Prompt: All of the entries must be output exactly as they are.

Data excerpts:

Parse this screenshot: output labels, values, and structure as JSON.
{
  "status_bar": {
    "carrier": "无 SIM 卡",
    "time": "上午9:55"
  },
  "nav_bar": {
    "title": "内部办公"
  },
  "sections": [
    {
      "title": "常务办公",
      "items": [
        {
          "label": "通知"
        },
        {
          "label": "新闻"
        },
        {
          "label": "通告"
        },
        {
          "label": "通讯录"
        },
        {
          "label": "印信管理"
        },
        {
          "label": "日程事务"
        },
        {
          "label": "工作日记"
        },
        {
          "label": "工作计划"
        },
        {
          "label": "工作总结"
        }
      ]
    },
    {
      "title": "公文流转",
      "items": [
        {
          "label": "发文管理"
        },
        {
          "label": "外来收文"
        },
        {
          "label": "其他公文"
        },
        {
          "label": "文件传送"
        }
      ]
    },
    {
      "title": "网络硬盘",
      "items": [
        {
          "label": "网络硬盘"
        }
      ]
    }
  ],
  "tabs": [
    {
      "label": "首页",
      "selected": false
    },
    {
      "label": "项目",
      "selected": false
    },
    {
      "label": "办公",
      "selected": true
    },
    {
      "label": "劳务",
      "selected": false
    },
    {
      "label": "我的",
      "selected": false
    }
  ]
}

Task solution:
Parse this screenshot: output labels, values, and structure as JSON.
{
  "status_bar": {
    "carrier": "无 SIM 卡",
    "time": "上午9:55"
  },
  "nav_bar": {
    "title": "内部办公"
  },
  "sections": [
    {
      "title": "常务办公",
      "items": [
        {
          "label": "通知"
        },
        {
          "label": "新闻"
        },
        {
          "label": "通告"
        },
        {
          "label": "通讯录"
        },
        {
          "label": "印信管理"
        },
        {
          "label": "日程事务"
        },
        {
          "label": "工作日记"
        },
        {
          "label": "工作计划"
        },
        {
          "label": "工作总结"
        }
      ]
    },
    {
      "title": "公文流转",
      "items": [
        {
          "label": "发文管理"
        },
        {
          "label": "外来收文"
        },
        {
          "label": "其他公文"
        },
        {
          "label": "文件传送"
        }
      ]
    },
    {
      "title": "网络硬盘",
      "items": [
        {
          "label": "网络硬盘"
        }
      ]
    }
  ],
  "tabs": [
    {
      "label": "首页",
      "selected": false
    },
    {
      "label": "项目",
      "selected": false
    },
    {
      "label": "办公",
      "selected": true
    },
    {
      "label": "劳务",
      "selected": false
    },
    {
      "label": "我的",
      "selected": false
    }
  ]
}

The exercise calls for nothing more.